**REQUIREMENT:**
Report back each line of the data that contains the word "life".
== MATERIAL FOR THIS TASK
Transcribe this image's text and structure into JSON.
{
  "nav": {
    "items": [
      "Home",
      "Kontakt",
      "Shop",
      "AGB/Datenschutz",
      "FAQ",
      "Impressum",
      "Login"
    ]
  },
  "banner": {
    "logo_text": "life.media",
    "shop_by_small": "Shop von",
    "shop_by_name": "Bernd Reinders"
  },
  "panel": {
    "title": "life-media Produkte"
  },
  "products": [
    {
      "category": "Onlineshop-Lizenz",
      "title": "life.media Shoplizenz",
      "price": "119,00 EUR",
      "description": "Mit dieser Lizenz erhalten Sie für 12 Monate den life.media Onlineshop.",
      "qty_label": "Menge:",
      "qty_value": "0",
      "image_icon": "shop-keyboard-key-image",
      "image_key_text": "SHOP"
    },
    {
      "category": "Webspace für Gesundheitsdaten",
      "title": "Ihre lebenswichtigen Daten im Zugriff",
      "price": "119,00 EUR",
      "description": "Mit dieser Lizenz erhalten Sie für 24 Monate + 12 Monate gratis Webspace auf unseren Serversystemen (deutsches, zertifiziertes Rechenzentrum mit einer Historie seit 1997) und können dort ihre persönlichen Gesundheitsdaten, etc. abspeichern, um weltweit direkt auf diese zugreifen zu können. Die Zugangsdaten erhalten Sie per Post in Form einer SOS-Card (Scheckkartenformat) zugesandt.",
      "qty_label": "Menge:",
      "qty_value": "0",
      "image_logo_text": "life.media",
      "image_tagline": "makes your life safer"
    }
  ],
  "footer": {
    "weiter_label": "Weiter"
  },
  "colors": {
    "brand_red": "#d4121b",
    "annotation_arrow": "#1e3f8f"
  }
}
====
**RESPONSE:**
    "logo_text": "life.media",
    "title": "life-media Produkte"
      "title": "life.media Shoplizenz",
      "description": "Mit dieser Lizenz erhalten Sie für 12 Monate den life.media Onlineshop.",
      "image_logo_text": "life.media",
      "image_tagline": "makes your life safer"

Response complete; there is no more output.